Limb perfusion is a medical procedure used to deliver medication to a specific site in the body, usually an arm or leg affected by cancer. It's purpose is to deliver a very high dose to that specific site where delivering the same concentration throughout the body would likely be fatal. It is often used as part of a chemotherapy regimen.
The first step is to use a tourniquet to restrict the flow of blood to the target limb. The blood supply for the limb is then provided externally through a circuit of tubes, pumps and heat exchangers. Once this is set up, the drug is injected directly into the blood supply at the limb at 42 Celcius. This speeds the uptake of the drug into the tumor being treated.
The procedure is relatively safe, but it can cause a thrombosis if a vein is used repeatedly, although the thrombosis is usually not very dangerous.

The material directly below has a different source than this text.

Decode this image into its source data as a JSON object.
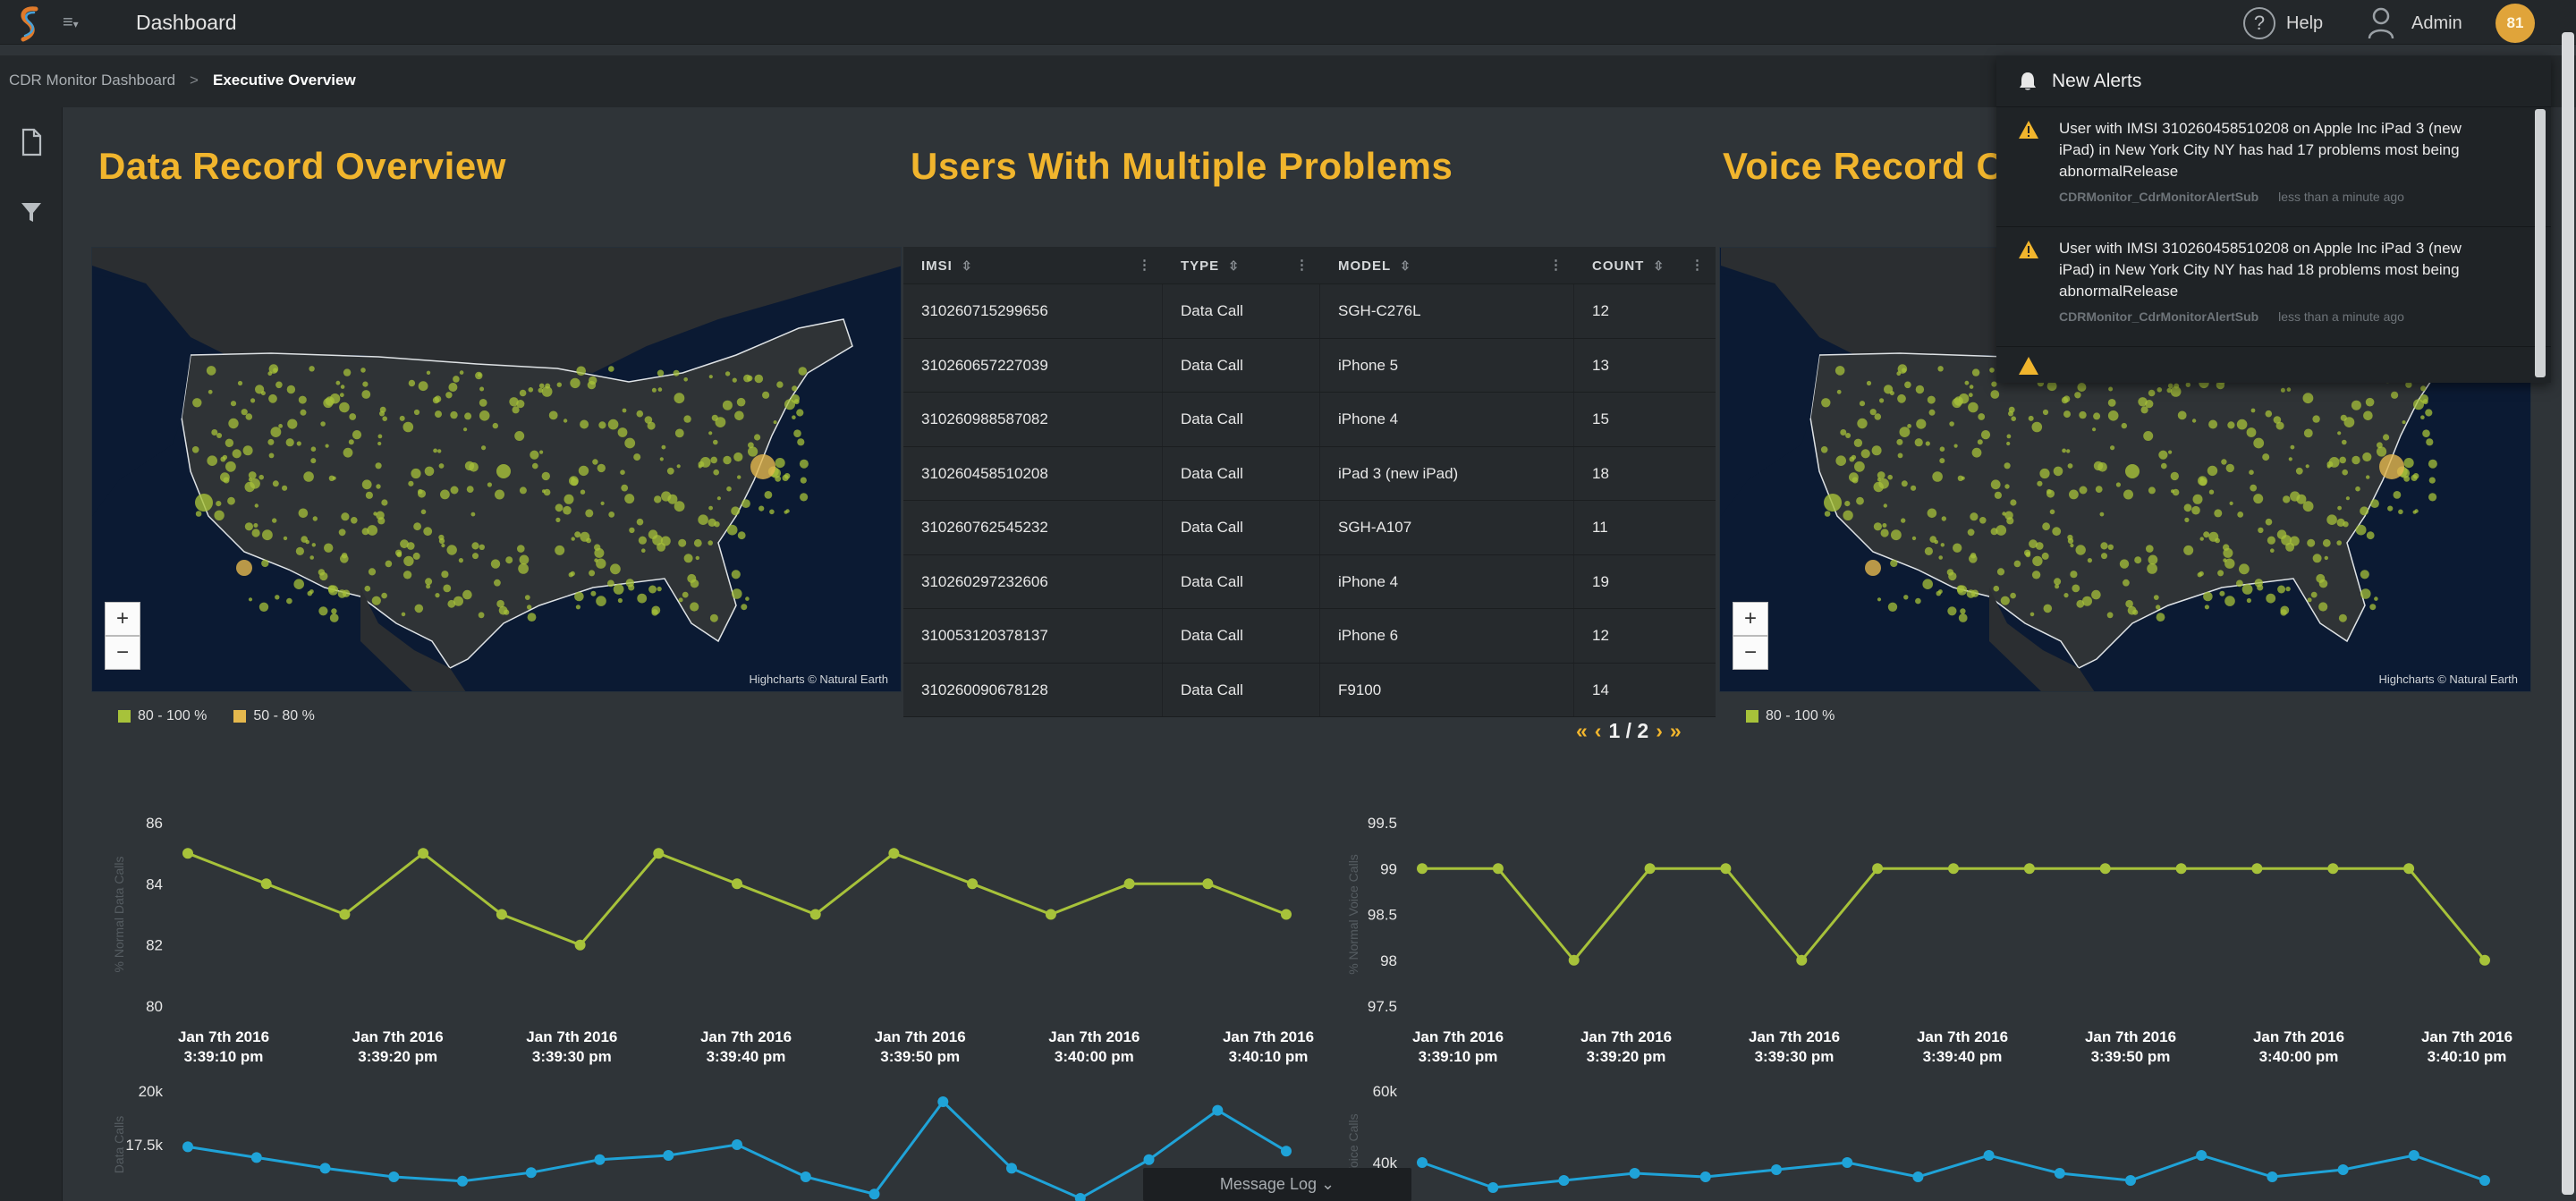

However, the waste products of the procedure are very toxic and require careful disposal and handling.